To be honest, I had never even heard of Sokoban at the time I was making this game. I actually played an iOS game, which name I forget at this point, which makes me a little sad, but it was basically the same thing as Sokoban. Pushing blocks around into specific goals to complete a level. Such a simple concept, but to me it was really addicting, and I wanted to bring that to the NES.
The reason for my
deep plot was a pretty selfish reason. I just thought it would be
really fun to have such a deep storyline to a basic puzzle game. It
makes me want to keep playing to find out what happens. My testers and I
really put a lot of thought into the story, and the way that it's
played out is very inspired by the indie game "Thomas Was Alone." I
played that game at the same time I was making The Incident and a lot of
those ideas definitely seeped their way into my game. It's impossible
to not be inspired by such a great game like that.
6. I couldn't help but notice that your robot Sam bears an uncanny resemblance to Nintendo's own R.O.B. Is there any specific reason you wanted to place the little guy in your game world?
R.O.B. never gets enough love, and sadly the games that he is tied to are pretty terrible. I wanted to bring him back and give him another chance to explore some more exciting things!
7. What are the games that have most inspired you as a developer?
If you look at the previous games I've made, it's pretty clear that I lack a lot of original ideas. I think my shtick is to bring games that I loved as a kid over to the system that I love the most. That's why you see a lot of older Atari games in my list of games I've made. Frogger, Sneak n Peek, Biplane (from Intellivision), E.T., Leisure Suit Larry, etc. The Incident, so far, has been the only truly original thing I've done, so in a lot of ways it was the most exciting for me, getting to stretch my legs a little and explore new, fresh ideas.
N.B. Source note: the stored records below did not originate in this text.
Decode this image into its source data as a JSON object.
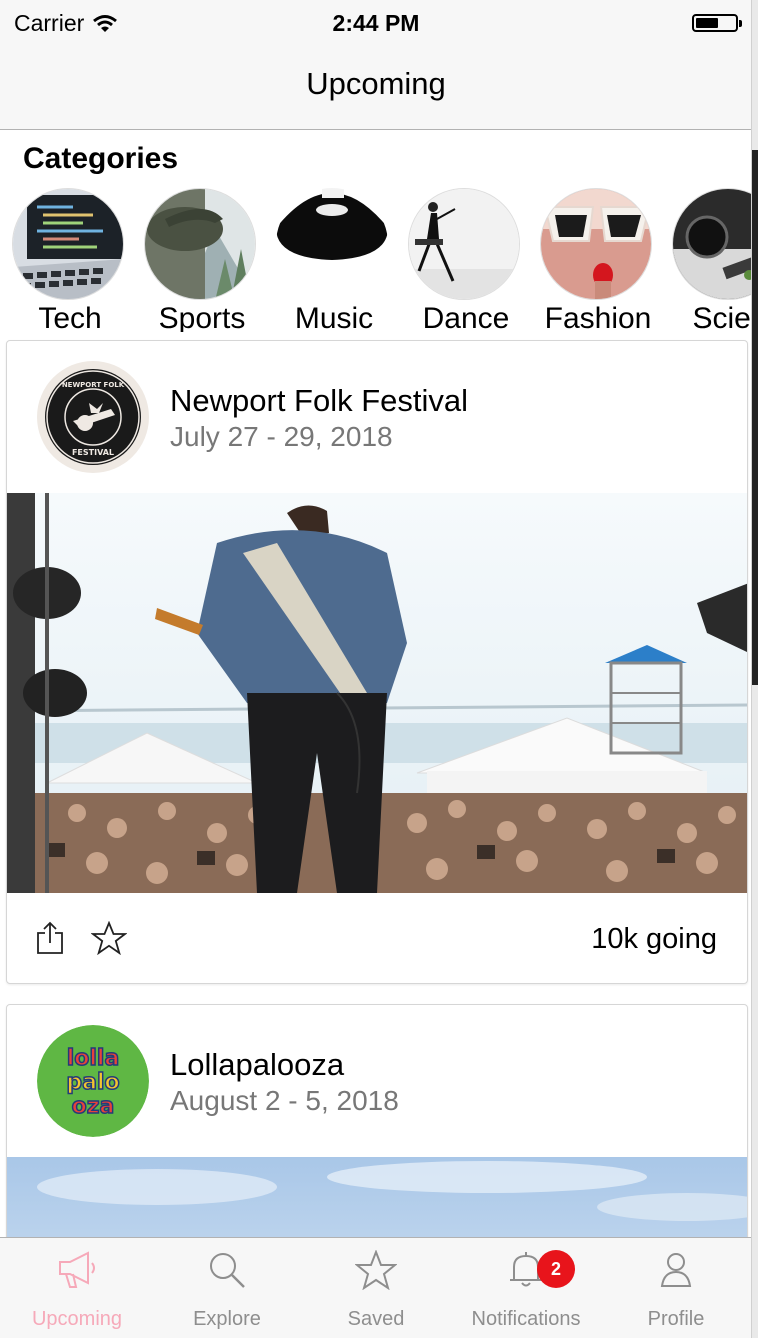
{
  "status_bar": {
    "carrier": "Carrier",
    "time": "2:44 PM"
  },
  "nav": {
    "title": "Upcoming"
  },
  "categories": {
    "heading": "Categories",
    "items": [
      {
        "label": "Tech"
      },
      {
        "label": "Sports"
      },
      {
        "label": "Music"
      },
      {
        "label": "Dance"
      },
      {
        "label": "Fashion"
      },
      {
        "label": "Scien"
      }
    ]
  },
  "events": [
    {
      "title": "Newport Folk Festival",
      "date": "July 27 - 29, 2018",
      "going": "10k going",
      "logo_text": "NEWPORT FOLK FESTIVAL"
    },
    {
      "title": "Lollapalooza",
      "date": "August 2 - 5, 2018",
      "logo_text": "lollapalooza"
    }
  ],
  "tab_bar": {
    "tabs": [
      {
        "label": "Upcoming",
        "icon": "megaphone-icon",
        "active": true
      },
      {
        "label": "Explore",
        "icon": "search-icon"
      },
      {
        "label": "Saved",
        "icon": "star-icon"
      },
      {
        "label": "Notifications",
        "icon": "bell-icon",
        "badge": "2"
      },
      {
        "label": "Profile",
        "icon": "person-icon"
      }
    ]
  },
  "colors": {
    "accent": "#f6a9b9",
    "badge": "#e8141b",
    "bar_bg": "#f7f7f7",
    "secondary_text": "#777777"
  }
}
I am always on the hunt for new indie games. I love seeing what things people are coming up with, and I am often inspired by a lot of their creations.
So in a nutshell, I've always been inspired by old Sierra computer games, and more recently, some of the new indie games.
And I'm inspired by my testers. They keep me going and always have really good (and sometimes farfetched) ideas.
8. Any plans for what your next project will be?
Right now I'm working on a 4-in-1 cartridge that is taking some of my smaller, older games, that are now discontinued and putting them all in one package. That will be coming out in the coming months, to hopefully give people another chance to play the games I've made in the past that are now discontinued. After that, though, I have a lot of projects that are either half done or started in one way or another. It takes such a long time to finish a game that I get sidetracked and I tend to jump around from project to project, so there's no telling what game will pop up next. Hopefully I have the courage to finish one of the scrolling games I'm working on, whether that's a port of the flash PC Great Gatsby game, or my original skateboarding game based on the OlliOlli (another indie PC game) ideas.
Either way, if anyone is interested in any of my projects, please check out my website http://www.khangames.com. I'm also on Facebook and Instagram, and I tend to give too many of my games away, so feel free to stop by and show me some love.
Thanks for the interest, everyone!
Visit khangames.com to pick up a copy of The Incident